• Goal of the exercise
Please return all records verbatim, no pictures.

Records contained in a dataset
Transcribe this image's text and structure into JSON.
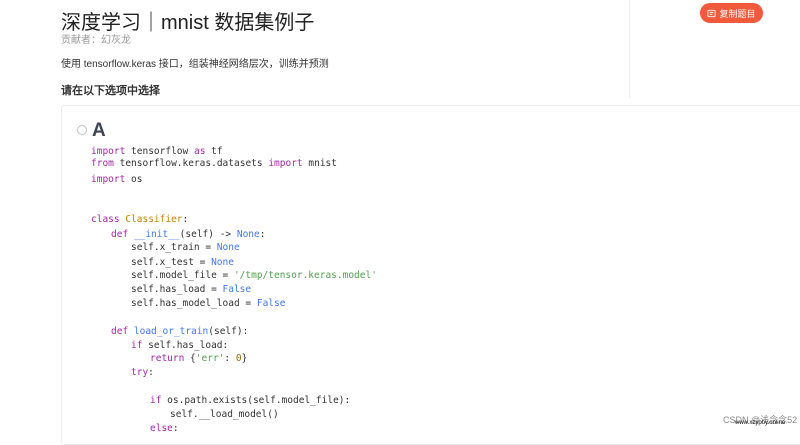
{
  "header": {
    "title": "深度学习｜mnist 数据集例子",
    "author": "贡献者：幻灰龙",
    "description": "使用 tensorflow.keras 接口，组装神经网络层次，训练并预测"
  },
  "copy_button": {
    "label": "复制题目",
    "icon": "copy-icon"
  },
  "question": {
    "prompt": "请在以下选项中选择"
  },
  "option": {
    "letter": "A",
    "lines": [
      [
        {
          "t": "import",
          "c": "kw"
        },
        {
          "t": " tensorflow ",
          "c": ""
        },
        {
          "t": "as",
          "c": "kw"
        },
        {
          "t": " tf",
          "c": ""
        }
      ],
      [
        {
          "t": "from",
          "c": "kw"
        },
        {
          "t": " tensorflow.keras.datasets ",
          "c": ""
        },
        {
          "t": "import",
          "c": "kw"
        },
        {
          "t": " mnist",
          "c": ""
        }
      ],
      [
        {
          "t": "import",
          "c": "kw"
        },
        {
          "t": " os",
          "c": ""
        }
      ],
      [
        {
          "t": "class ",
          "c": "kw"
        },
        {
          "t": "Classifier",
          "c": "cls"
        },
        {
          "t": ":",
          "c": ""
        }
      ],
      [
        {
          "t": "def ",
          "c": "kw"
        },
        {
          "t": "__init__",
          "c": "fn"
        },
        {
          "t": "(self) -> ",
          "c": ""
        },
        {
          "t": "None",
          "c": "kw2"
        },
        {
          "t": ":",
          "c": ""
        }
      ],
      [
        {
          "t": "self.x_train = ",
          "c": ""
        },
        {
          "t": "None",
          "c": "kw2"
        }
      ],
      [
        {
          "t": "self.x_test = ",
          "c": ""
        },
        {
          "t": "None",
          "c": "kw2"
        }
      ],
      [
        {
          "t": "self.model_file = ",
          "c": ""
        },
        {
          "t": "'/tmp/tensor.keras.model'",
          "c": "str"
        }
      ],
      [
        {
          "t": "self.has_load = ",
          "c": ""
        },
        {
          "t": "False",
          "c": "kw2"
        }
      ],
      [
        {
          "t": "self.has_model_load = ",
          "c": ""
        },
        {
          "t": "False",
          "c": "kw2"
        }
      ],
      [
        {
          "t": "def ",
          "c": "kw"
        },
        {
          "t": "load_or_train",
          "c": "fn"
        },
        {
          "t": "(self):",
          "c": ""
        }
      ],
      [
        {
          "t": "if",
          "c": "kw"
        },
        {
          "t": " self.has_load:",
          "c": ""
        }
      ],
      [
        {
          "t": "return",
          "c": "kw"
        },
        {
          "t": " {",
          "c": ""
        },
        {
          "t": "'err'",
          "c": "str"
        },
        {
          "t": ": ",
          "c": ""
        },
        {
          "t": "0",
          "c": "num"
        },
        {
          "t": "}",
          "c": ""
        }
      ],
      [
        {
          "t": "try",
          "c": "kw"
        },
        {
          "t": ":",
          "c": ""
        }
      ],
      [
        {
          "t": "if",
          "c": "kw"
        },
        {
          "t": " os.path.exists(self.model_file):",
          "c": ""
        }
      ],
      [
        {
          "t": "self.__load_model()",
          "c": ""
        }
      ],
      [
        {
          "t": "else",
          "c": "kw"
        },
        {
          "t": ":",
          "c": ""
        }
      ]
    ]
  },
  "watermark": {
    "text": "CSDN @浅念念52",
    "site": "www.xzyphy.online"
  }
}
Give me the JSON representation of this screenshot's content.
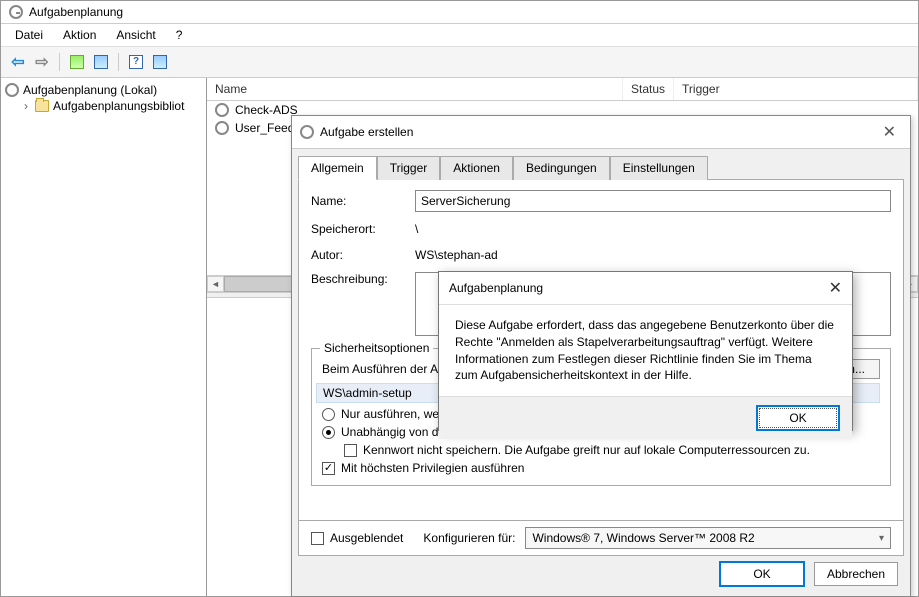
{
  "window": {
    "title": "Aufgabenplanung"
  },
  "menu": {
    "file": "Datei",
    "action": "Aktion",
    "view": "Ansicht",
    "help": "?"
  },
  "tree": {
    "root": "Aufgabenplanung (Lokal)",
    "lib": "Aufgabenplanungsbibliot"
  },
  "list": {
    "headers": {
      "name": "Name",
      "status": "Status",
      "trigger": "Trigger"
    },
    "rows": [
      {
        "name": "Check-ADS"
      },
      {
        "name": "User_Feed_S"
      }
    ]
  },
  "dlg": {
    "title": "Aufgabe erstellen",
    "tabs": {
      "general": "Allgemein",
      "trigger": "Trigger",
      "actions": "Aktionen",
      "conditions": "Bedingungen",
      "settings": "Einstellungen"
    },
    "labels": {
      "name": "Name:",
      "location": "Speicherort:",
      "author": "Autor:",
      "description": "Beschreibung:"
    },
    "values": {
      "name": "ServerSicherung",
      "location": "\\",
      "author": "WS\\stephan-ad",
      "useracct": "WS\\admin-setup"
    },
    "security": {
      "group_title": "Sicherheitsoptionen",
      "run_as_line": "Beim Ausführen der Au",
      "change_user": "ern...",
      "only_logged_on": "Nur ausführen, wenn",
      "independent": "Unabhängig von der Benutzeranmeldung ausführen",
      "no_password": "Kennwort nicht speichern. Die Aufgabe greift nur auf lokale Computerressourcen zu.",
      "highest_priv": "Mit höchsten Privilegien ausführen"
    },
    "bottom": {
      "hidden": "Ausgeblendet",
      "configure_for": "Konfigurieren für:",
      "combo_value": "Windows® 7, Windows Server™ 2008 R2"
    },
    "buttons": {
      "ok": "OK",
      "cancel": "Abbrechen"
    }
  },
  "msg": {
    "title": "Aufgabenplanung",
    "body": "Diese Aufgabe erfordert, dass das angegebene Benutzerkonto über die Rechte \"Anmelden als Stapelverarbeitungsauftrag\" verfügt. Weitere Informationen zum Festlegen dieser Richtlinie finden Sie im Thema zum Aufgabensicherheitskontext in der Hilfe.",
    "ok": "OK"
  }
}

• Response area
Transcribe this image's text and structure into JSON.
{
  "header": {
    "title": "深度学习｜mnist 数据集例子",
    "author": "贡献者：幻灰龙",
    "description": "使用 tensorflow.keras 接口，组装神经网络层次，训练并预测"
  },
  "copy_button": {
    "label": "复制题目",
    "icon": "copy-icon"
  },
  "question": {
    "prompt": "请在以下选项中选择"
  },
  "option": {
    "letter": "A",
    "lines": [
      [
        {
          "t": "import",
          "c": "kw"
        },
        {
          "t": " tensorflow ",
          "c": ""
        },
        {
          "t": "as",
          "c": "kw"
        },
        {
          "t": " tf",
          "c": ""
        }
      ],
      [
        {
          "t": "from",
          "c": "kw"
        },
        {
          "t": " tensorflow.keras.datasets ",
          "c": ""
        },
        {
          "t": "import",
          "c": "kw"
        },
        {
          "t": " mnist",
          "c": ""
        }
      ],
      [
        {
          "t": "import",
          "c": "kw"
        },
        {
          "t": " os",
          "c": ""
        }
      ],
      [
        {
          "t": "class ",
          "c": "kw"
        },
        {
          "t": "Classifier",
          "c": "cls"
        },
        {
          "t": ":",
          "c": ""
        }
      ],
      [
        {
          "t": "def ",
          "c": "kw"
        },
        {
          "t": "__init__",
          "c": "fn"
        },
        {
          "t": "(self) -> ",
          "c": ""
        },
        {
          "t": "None",
          "c": "kw2"
        },
        {
          "t": ":",
          "c": ""
        }
      ],
      [
        {
          "t": "self.x_train = ",
          "c": ""
        },
        {
          "t": "None",
          "c": "kw2"
        }
      ],
      [
        {
          "t": "self.x_test = ",
          "c": ""
        },
        {
          "t": "None",
          "c": "kw2"
        }
      ],
      [
        {
          "t": "self.model_file = ",
          "c": ""
        },
        {
          "t": "'/tmp/tensor.keras.model'",
          "c": "str"
        }
      ],
      [
        {
          "t": "self.has_load = ",
          "c": ""
        },
        {
          "t": "False",
          "c": "kw2"
        }
      ],
      [
        {
          "t": "self.has_model_load = ",
          "c": ""
        },
        {
          "t": "False",
          "c": "kw2"
        }
      ],
      [
        {
          "t": "def ",
          "c": "kw"
        },
        {
          "t": "load_or_train",
          "c": "fn"
        },
        {
          "t": "(self):",
          "c": ""
        }
      ],
      [
        {
          "t": "if",
          "c": "kw"
        },
        {
          "t": " self.has_load:",
          "c": ""
        }
      ],
      [
        {
          "t": "return",
          "c": "kw"
        },
        {
          "t": " {",
          "c": ""
        },
        {
          "t": "'err'",
          "c": "str"
        },
        {
          "t": ": ",
          "c": ""
        },
        {
          "t": "0",
          "c": "num"
        },
        {
          "t": "}",
          "c": ""
        }
      ],
      [
        {
          "t": "try",
          "c": "kw"
        },
        {
          "t": ":",
          "c": ""
        }
      ],
      [
        {
          "t": "if",
          "c": "kw"
        },
        {
          "t": " os.path.exists(self.model_file):",
          "c": ""
        }
      ],
      [
        {
          "t": "self.__load_model()",
          "c": ""
        }
      ],
      [
        {
          "t": "else",
          "c": "kw"
        },
        {
          "t": ":",
          "c": ""
        }
      ]
    ]
  },
  "watermark": {
    "text": "CSDN @浅念念52",
    "site": "www.xzyphy.online"
  }
}
Give me the JSON representation of this screenshot's content.
{
  "window": {
    "title": "Aufgabenplanung"
  },
  "menu": {
    "file": "Datei",
    "action": "Aktion",
    "view": "Ansicht",
    "help": "?"
  },
  "tree": {
    "root": "Aufgabenplanung (Lokal)",
    "lib": "Aufgabenplanungsbibliot"
  },
  "list": {
    "headers": {
      "name": "Name",
      "status": "Status",
      "trigger": "Trigger"
    },
    "rows": [
      {
        "name": "Check-ADS"
      },
      {
        "name": "User_Feed_S"
      }
    ]
  },
  "dlg": {
    "title": "Aufgabe erstellen",
    "tabs": {
      "general": "Allgemein",
      "trigger": "Trigger",
      "actions": "Aktionen",
      "conditions": "Bedingungen",
      "settings": "Einstellungen"
    },
    "labels": {
      "name": "Name:",
      "location": "Speicherort:",
      "author": "Autor:",
      "description": "Beschreibung:"
    },
    "values": {
      "name": "ServerSicherung",
      "location": "\\",
      "author": "WS\\stephan-ad",
      "useracct": "WS\\admin-setup"
    },
    "security": {
      "group_title": "Sicherheitsoptionen",
      "run_as_line": "Beim Ausführen der Au",
      "change_user": "ern...",
      "only_logged_on": "Nur ausführen, wenn",
      "independent": "Unabhängig von der Benutzeranmeldung ausführen",
      "no_password": "Kennwort nicht speichern. Die Aufgabe greift nur auf lokale Computerressourcen zu.",
      "highest_priv": "Mit höchsten Privilegien ausführen"
    },
    "bottom": {
      "hidden": "Ausgeblendet",
      "configure_for": "Konfigurieren für:",
      "combo_value": "Windows® 7, Windows Server™ 2008 R2"
    },
    "buttons": {
      "ok": "OK",
      "cancel": "Abbrechen"
    }
  },
  "msg": {
    "title": "Aufgabenplanung",
    "body": "Diese Aufgabe erfordert, dass das angegebene Benutzerkonto über die Rechte \"Anmelden als Stapelverarbeitungsauftrag\" verfügt. Weitere Informationen zum Festlegen dieser Richtlinie finden Sie im Thema zum Aufgabensicherheitskontext in der Hilfe.",
    "ok": "OK"
  }
}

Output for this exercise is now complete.